The Congress has now been taught a lesson which, one hopes, it will never forget. The United Kingdom has shown greater maturity by sending its High Commissioner to call on Modi in recent times, to make amends. It is time for the United States to be equally apologetic, if, that is, it has any decency left. There is now a good deal of talk on what Modi’s remarkable victory means in terms of the forthcoming general elections, hardly 14 months away. In other words, can Gujarat be replicated?
But then, why did the BJP do so miserably in Himachal Pradesh? Was it because of plain incumbency? One answer – and that is provided by BJP leaders themselves – has been the dissidence within the party that caused the humiliating defeat. In the coming months will this be repeated in Karnataka, following BS Yediyurappa’s traitorous revolt? It is too early to predict. After all, in Gujarat, Keshubhai Patel did very little damage despite being propped up by the Congress. It might have led the BJP to lose a couple of seats, but that was bearable. However, naming Modi as a putative Prime Ministerial candidate should a BJP coalition like the NDA gain a workable majority in the general elections is asking for trouble. A wise BJP will keep its options open which exactly what it is now doing. Modi maybe popular in Gujarat – and there is every reason for him to be – but that popularity still remains to be tested beyond the State’s boundaries. And there are too many politicians who want to be Prime Ministers. If Deve Gowda can become one, why shouldn’t Nitish Kumar or, for that matter, a Mulayam Singh Yadav? Never mind if they can’t distinguish between a spoken word in Telugu and another in Kannada, never mind, if they have never heard of a Madhwacharya or a Ramanuja or what Kaladi is famous for. But they all want to be Prime Ministers.
However, the presumption is that the UPA-2 will not give in but will stay its course till March 2014, unless, of course, the public in its anger demands that it be thrown out. But time is running out fast. If the BJP wants to put up a good fight it must see that its own house is put in order. The BJP has a lot of introspection to do. To blurt out the truth, Modi has now no equal to him. He has shown in many ways that as an administrator, a visionary, a diplomat and a populist, he has no equals, not just within the BJP but among all parties, including the Congress. He is the aam aadmi’s ideal, being an aam aadmi himself, coming from a poor family. Consider some of his achievements: He has risen on his own, unlike Rahul Baba; in addition to being the peoples’ choice in three consecutive elections, who, in the entire country can beat him in his qualifications as an administrator? He has travelled widely, and has met international leaders whether in China, Japan or elsewhere on his own terms. He has shown that he is a man of determination, able to stand by his convictions. He has the humility to say that it was the party that won in Gujarat and not he, when everyone knows that most of the credit for winning the elections should go to him. What, in effect Modi has uncompromisingly shown is that he is a fighter through and through, one of a kind that the country badly need today.
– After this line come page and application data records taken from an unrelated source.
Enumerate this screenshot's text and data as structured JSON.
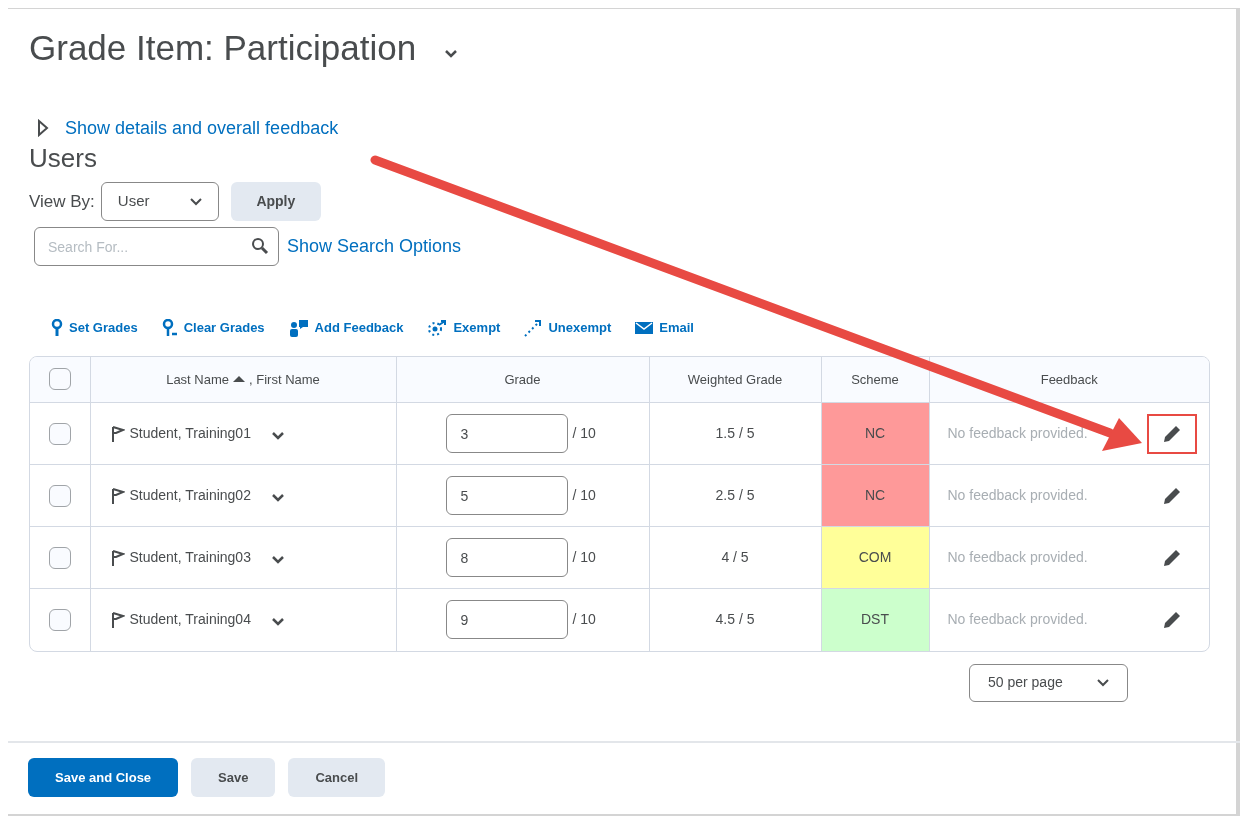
{
  "page": {
    "title": "Grade Item: Participation"
  },
  "details_link": "Show details and overall feedback",
  "section_title": "Users",
  "view_by": {
    "label": "View By:",
    "value": "User",
    "apply": "Apply"
  },
  "search": {
    "placeholder": "Search For...",
    "options_link": "Show Search Options"
  },
  "actions": [
    {
      "kind": "set",
      "label": "Set Grades"
    },
    {
      "kind": "clear",
      "label": "Clear Grades"
    },
    {
      "kind": "feedback",
      "label": "Add Feedback"
    },
    {
      "kind": "exempt",
      "label": "Exempt"
    },
    {
      "kind": "unexempt",
      "label": "Unexempt"
    },
    {
      "kind": "email",
      "label": "Email"
    }
  ],
  "table": {
    "columns": [
      {
        "label": "Last Name",
        "sorted_ascending": true,
        "secondary": ", First Name"
      },
      {
        "label": "Grade"
      },
      {
        "label": "Weighted Grade"
      },
      {
        "label": "Scheme"
      },
      {
        "label": "Feedback"
      }
    ],
    "select_all_checked": false,
    "rows": [
      {
        "checked": false,
        "name": "Student, Training01",
        "grade": "3",
        "out_of": "/ 10",
        "weighted": "1.5 / 5",
        "scheme": "NC",
        "color": "#fe9999",
        "feedback": "No feedback provided.",
        "highlighted": true
      },
      {
        "checked": false,
        "name": "Student, Training02",
        "grade": "5",
        "out_of": "/ 10",
        "weighted": "2.5 / 5",
        "scheme": "NC",
        "color": "#fe9999",
        "feedback": "No feedback provided.",
        "highlighted": false
      },
      {
        "checked": false,
        "name": "Student, Training03",
        "grade": "8",
        "out_of": "/ 10",
        "weighted": "4 / 5",
        "scheme": "COM",
        "color": "#ffff99",
        "feedback": "No feedback provided.",
        "highlighted": false
      },
      {
        "checked": false,
        "name": "Student, Training04",
        "grade": "9",
        "out_of": "/ 10",
        "weighted": "4.5 / 5",
        "scheme": "DST",
        "color": "#ccffcc",
        "feedback": "No feedback provided.",
        "highlighted": false
      }
    ]
  },
  "per_page": "50 per page",
  "buttons": [
    {
      "kind": "primary",
      "label": "Save and Close"
    },
    {
      "kind": "secondary",
      "label": "Save"
    },
    {
      "kind": "secondary",
      "label": "Cancel"
    }
  ]
}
Like America’s Franklin Delano Roosevelt in the thirties, Britain’s Winston Spencer Churchill in the forties and France’s Charles de Gaulle in the fifties, Modi is just the man of the hour that India badly wants now to put it firmly on the map of resurgent nations of the world. For the Congress to name a novice as its candidate for Prime Ministership is to insult 1.2 billion people that is not only not permissible but should be determinedly fought. India is not the one to be spat upon by dynastic rule and its ever growing sycophants.